**Prompt:**
Filter the entries, keeping every line with the string "help".

**Dataset content:**
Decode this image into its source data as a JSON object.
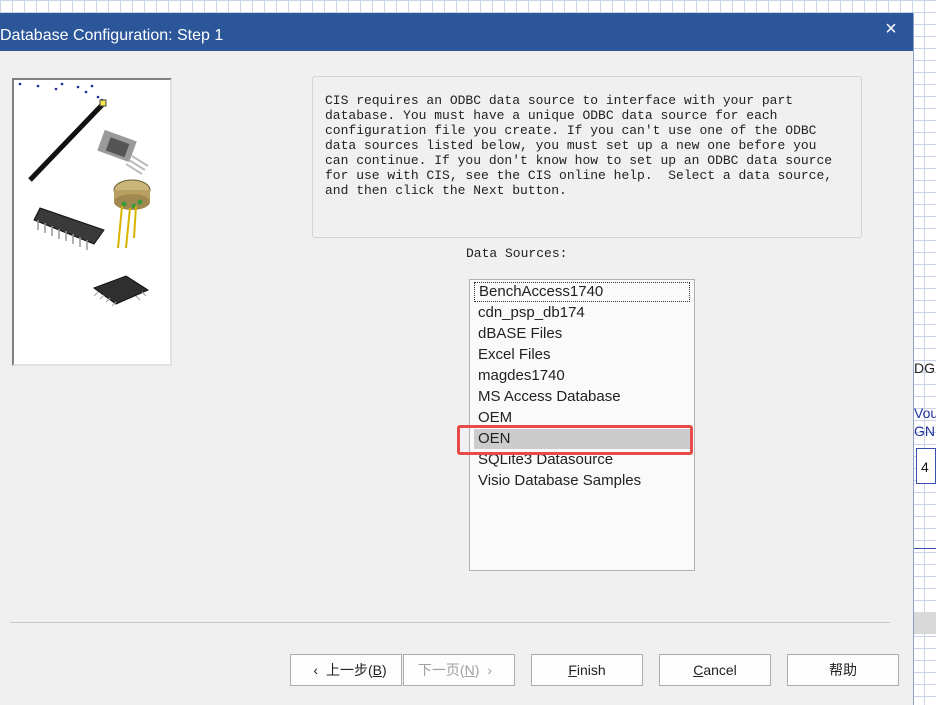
{
  "background": {
    "text1": "DG",
    "text2": "Vou",
    "text3": "GND",
    "box_value": "4"
  },
  "dialog": {
    "title": "Database Configuration: Step 1",
    "close_glyph": "×"
  },
  "info": {
    "text": "CIS requires an ODBC data source to interface with your part\ndatabase. You must have a unique ODBC data source for each\nconfiguration file you create. If you can't use one of the ODBC\ndata sources listed below, you must set up a new one before you\ncan continue. If you don't know how to set up an ODBC data source\nfor use with CIS, see the CIS online help.  Select a data source,\nand then click the Next button."
  },
  "data_sources": {
    "label": "Data Sources:",
    "items": [
      "BenchAccess1740",
      "cdn_psp_db174",
      "dBASE Files",
      "Excel Files",
      "magdes1740",
      "MS Access Database",
      "OEM",
      "OEN",
      "SQLite3 Datasource",
      "Visio Database Samples"
    ],
    "selected": "OEN",
    "focused": "BenchAccess1740"
  },
  "buttons": {
    "back": {
      "chev": "‹",
      "label": "上一步(",
      "key": "B",
      "end": ")"
    },
    "next": {
      "label": "下一页(",
      "key": "N",
      "end": ")",
      "chev": "›"
    },
    "finish": {
      "key": "F",
      "rest": "inish"
    },
    "cancel": {
      "key": "C",
      "rest": "ancel"
    },
    "help": {
      "label": "帮助"
    }
  },
  "colors": {
    "titlebar": "#2b579a",
    "highlight": "#e84a4a",
    "selected_row": "#cccccc"
  }
}
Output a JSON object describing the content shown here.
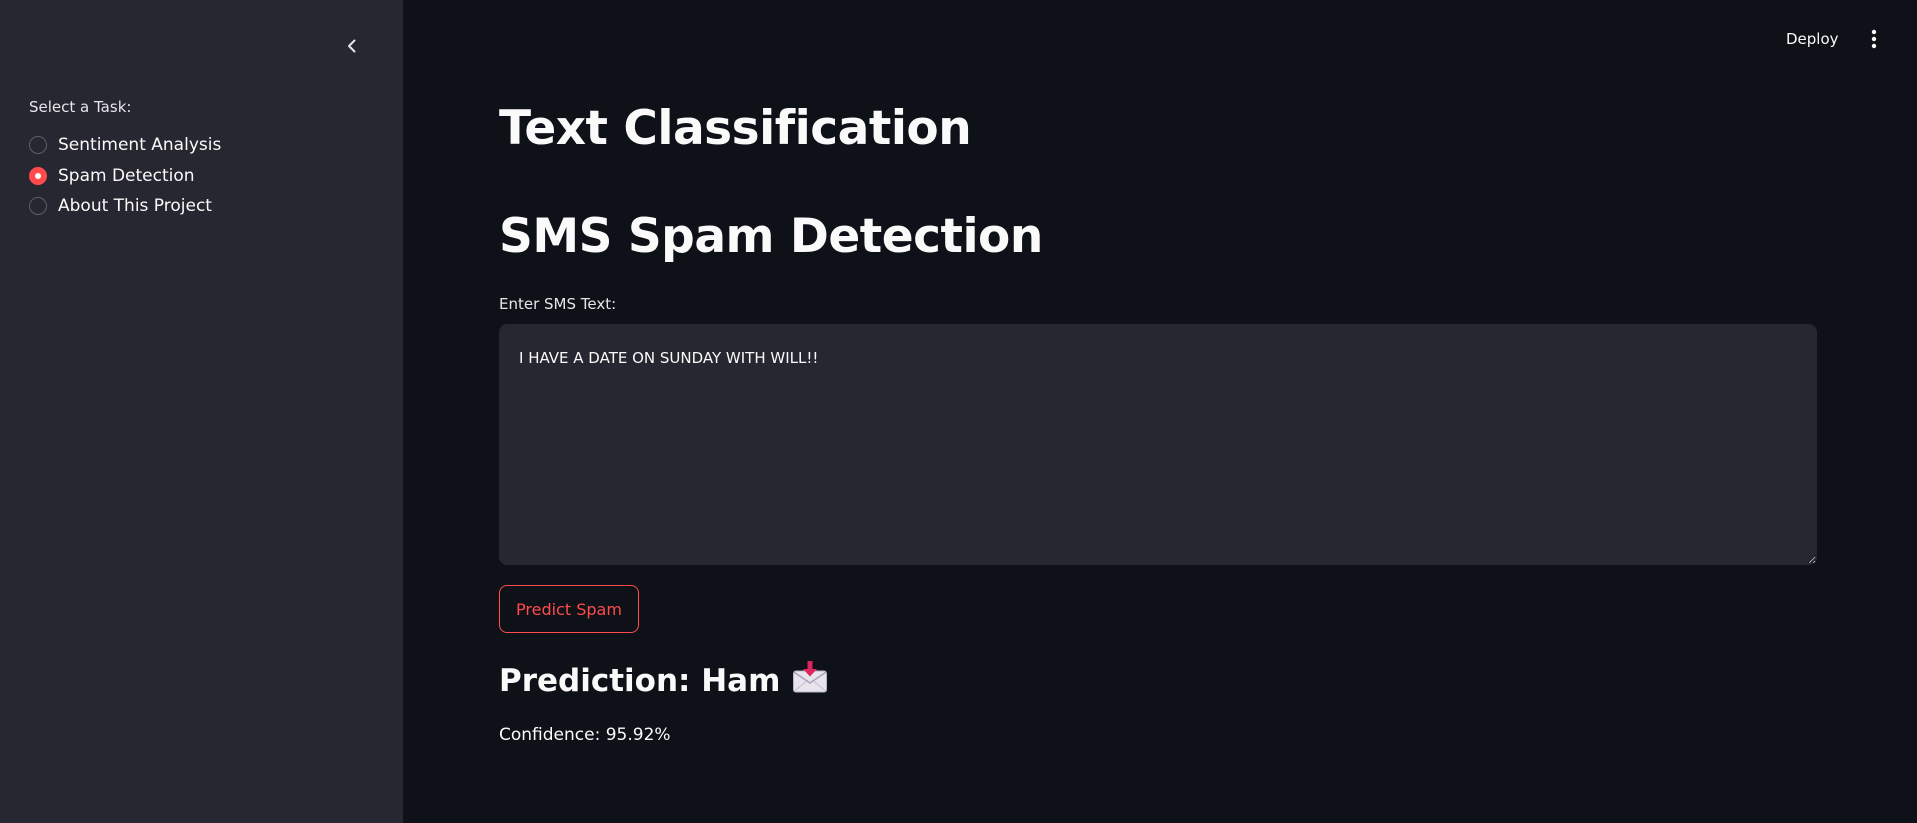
{
  "sidebar": {
    "collapse_icon": "chevron-left-icon",
    "task_label": "Select a Task:",
    "options": [
      {
        "label": "Sentiment Analysis",
        "selected": false
      },
      {
        "label": "Spam Detection",
        "selected": true
      },
      {
        "label": "About This Project",
        "selected": false
      }
    ]
  },
  "header": {
    "deploy_label": "Deploy",
    "menu_icon": "vertical-ellipsis-icon"
  },
  "main": {
    "title": "Text Classification",
    "section_title": "SMS Spam Detection",
    "input_label": "Enter SMS Text:",
    "input_value": "I HAVE A DATE ON SUNDAY WITH WILL!!",
    "predict_button": "Predict Spam",
    "prediction_text": "Prediction: Ham",
    "prediction_icon": "incoming-envelope-icon",
    "confidence_text": "Confidence: 95.92%"
  },
  "colors": {
    "accent": "#ff4b4b",
    "background": "#0e1117",
    "sidebar_background": "#262730",
    "input_background": "#262730",
    "text": "#fafafa"
  }
}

**Expected output:**
    "text": "CIS requires an ODBC data source to interface with your part\ndatabase. You must have a unique ODBC data source for each\nconfiguration file you create. If you can't use one of the ODBC\ndata sources listed below, you must set up a new one before you\ncan continue. If you don't know how to set up an ODBC data source\nfor use with CIS, see the CIS online help.  Select a data source,\nand then click the Next button."
    "help": {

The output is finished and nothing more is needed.